Rumi’s predicament aside, we have yet more development on the part of Yukino. Near the end of the episode, Hachiman comes across a pensive Yukino gazing at the stars. In spite of his attempt to make a strategic retreat, he is spotted and the two engage in a rather interesting conversation. Yukino mentions that Rumi might be similar to Yui in that the latter probably went through a similar experience. We know that Yui has had trouble fitting in, but at least she isn’t outright ignored like Rumi is. But that’s just an ancillary observation. The exact form of treatment the two received is irrelevant; what matters is they aren’t being accepted. And as Yui has provided the most useful insight on Rumi’s situation so far, I’m guessing she will play a pivotal role in fixing things next episode, despite her bird-brained nature. Moving on, Yukino proceeds to casually inform us that she and Hayato are childhood friends and their families are longtime friends and business partners. The immediate and cliche complication of this is that SNAFU might pull some arranged marriage drama somewhere down the line. I guess we’ll just have to wait and see. Finally, there’s very brief mention of Haruno. It was clear from last time that Yukino doesn’t exactly like her sister, and here the reason is made apparent: she feels like she lives in Haruno’s shadow. In her own words, she’s just a substitute for her larger than life older sister.

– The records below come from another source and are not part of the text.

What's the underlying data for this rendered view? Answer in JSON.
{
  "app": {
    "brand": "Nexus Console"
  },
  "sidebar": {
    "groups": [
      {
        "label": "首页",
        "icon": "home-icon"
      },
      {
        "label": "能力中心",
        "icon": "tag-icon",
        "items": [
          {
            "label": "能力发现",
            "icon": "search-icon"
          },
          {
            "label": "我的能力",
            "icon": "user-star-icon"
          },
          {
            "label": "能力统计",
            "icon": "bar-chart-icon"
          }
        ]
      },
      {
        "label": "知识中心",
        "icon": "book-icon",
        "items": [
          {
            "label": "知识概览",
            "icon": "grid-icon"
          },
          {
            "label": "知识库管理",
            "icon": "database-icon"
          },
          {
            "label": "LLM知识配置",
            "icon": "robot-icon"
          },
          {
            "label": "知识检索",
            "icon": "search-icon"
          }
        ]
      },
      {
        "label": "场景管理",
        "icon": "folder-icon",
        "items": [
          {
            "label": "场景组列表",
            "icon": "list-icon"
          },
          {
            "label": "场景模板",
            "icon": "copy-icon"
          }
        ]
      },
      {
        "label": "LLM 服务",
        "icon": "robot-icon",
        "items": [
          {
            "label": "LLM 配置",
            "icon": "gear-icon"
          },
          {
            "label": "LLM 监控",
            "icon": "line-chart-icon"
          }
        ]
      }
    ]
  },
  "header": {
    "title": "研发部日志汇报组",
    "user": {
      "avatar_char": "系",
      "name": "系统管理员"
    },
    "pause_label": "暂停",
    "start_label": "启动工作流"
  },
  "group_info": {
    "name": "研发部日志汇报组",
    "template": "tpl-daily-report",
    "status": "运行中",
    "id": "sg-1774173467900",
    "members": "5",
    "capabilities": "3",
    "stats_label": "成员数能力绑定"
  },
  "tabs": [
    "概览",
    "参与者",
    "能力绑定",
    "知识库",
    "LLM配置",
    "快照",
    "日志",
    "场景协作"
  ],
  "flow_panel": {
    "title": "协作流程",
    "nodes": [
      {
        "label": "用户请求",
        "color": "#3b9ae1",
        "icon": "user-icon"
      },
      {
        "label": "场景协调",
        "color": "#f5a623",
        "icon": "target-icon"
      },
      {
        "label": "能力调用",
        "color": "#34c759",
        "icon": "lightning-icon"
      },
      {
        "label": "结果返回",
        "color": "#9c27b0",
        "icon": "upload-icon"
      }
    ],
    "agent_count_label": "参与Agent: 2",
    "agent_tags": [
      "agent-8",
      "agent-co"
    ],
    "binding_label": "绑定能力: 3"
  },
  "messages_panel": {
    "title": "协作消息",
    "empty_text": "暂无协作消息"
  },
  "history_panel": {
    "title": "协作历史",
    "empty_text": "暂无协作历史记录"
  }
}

In spite of the strong language and word fencing between Hachiman and Yukino, I really get the impression that the two bonded a lot during their brief conversation.2 And to be fair, they also did spend the majority of the episode observing Hayato’s failures and making snarky remarks about the situation. While Yukino may not have directly gained any “romantic points”, I’m sure the exchange helped close the distance between the two outwardly hostile teens. And if I may be allowed to indulge in a bit of shipping, it’s almost as if Yukino’s outspoken and unapologetic nature complements Hachiman’s nonconfrontational and evasive personality. The two would certainly make for an entertaining couple.